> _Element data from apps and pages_
####

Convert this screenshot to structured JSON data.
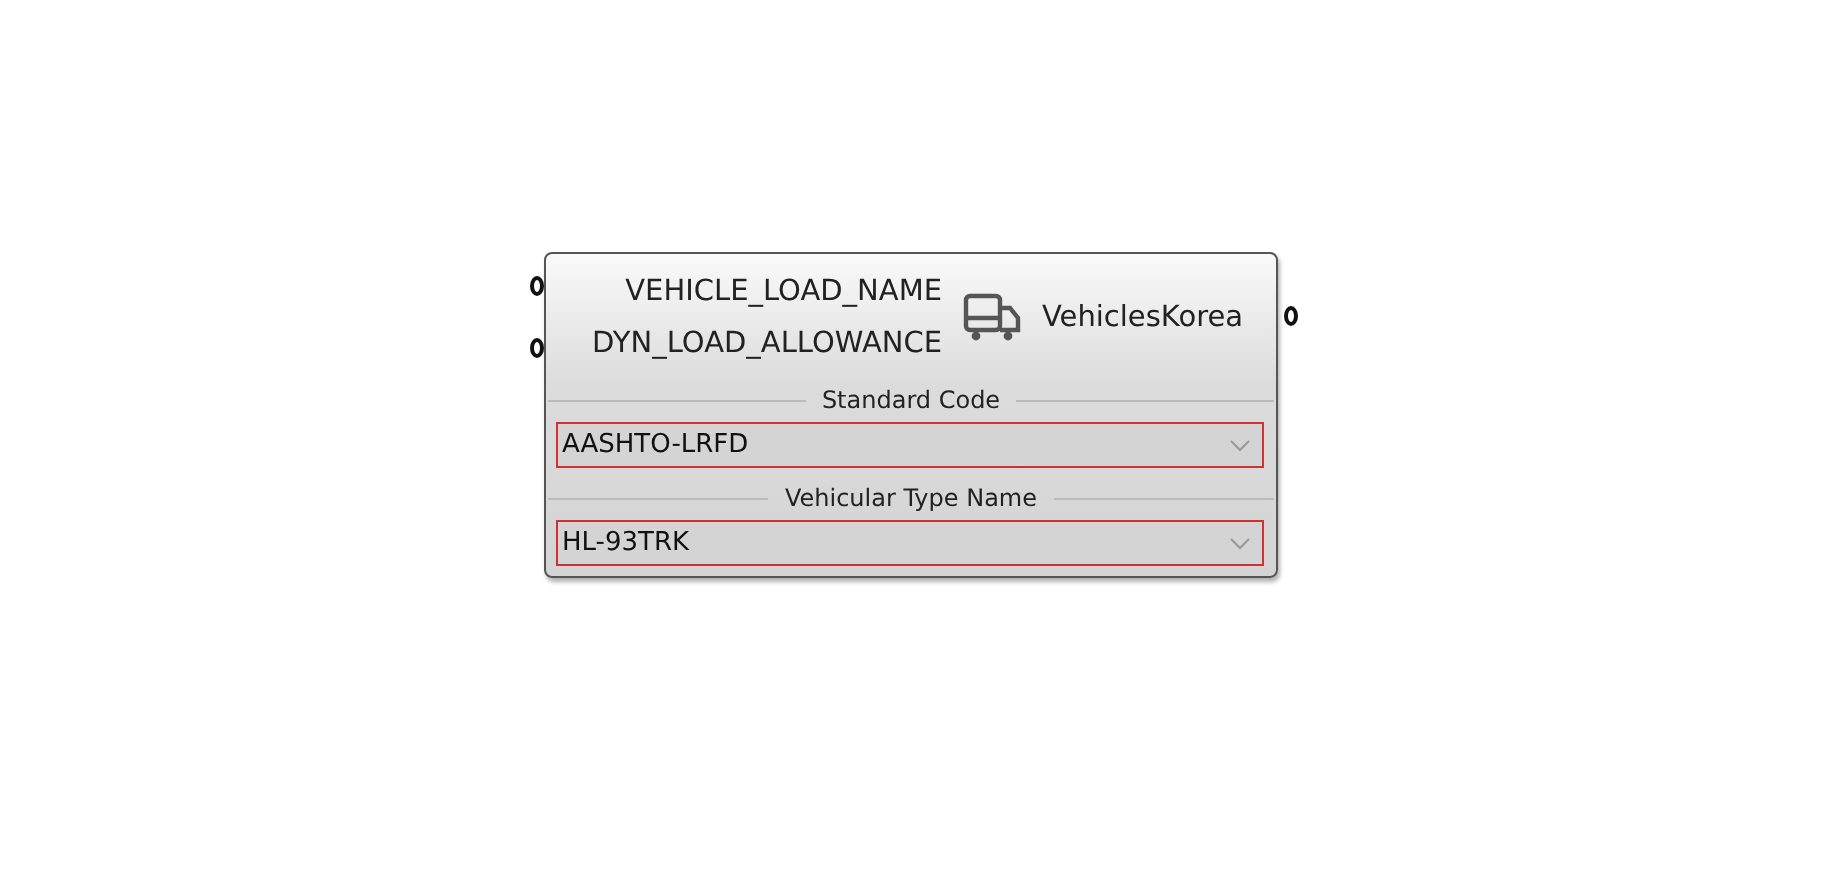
{
  "component": {
    "name": "VehiclesKorea",
    "inputs": [
      {
        "label": "VEHICLE_LOAD_NAME"
      },
      {
        "label": "DYN_LOAD_ALLOWANCE"
      }
    ],
    "fields": [
      {
        "title": "Standard Code",
        "value": "AASHTO-LRFD"
      },
      {
        "title": "Vehicular Type Name",
        "value": "HL-93TRK"
      }
    ]
  }
}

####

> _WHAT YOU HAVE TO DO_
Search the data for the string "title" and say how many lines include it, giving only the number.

> _SOLVED EXERCISE_
2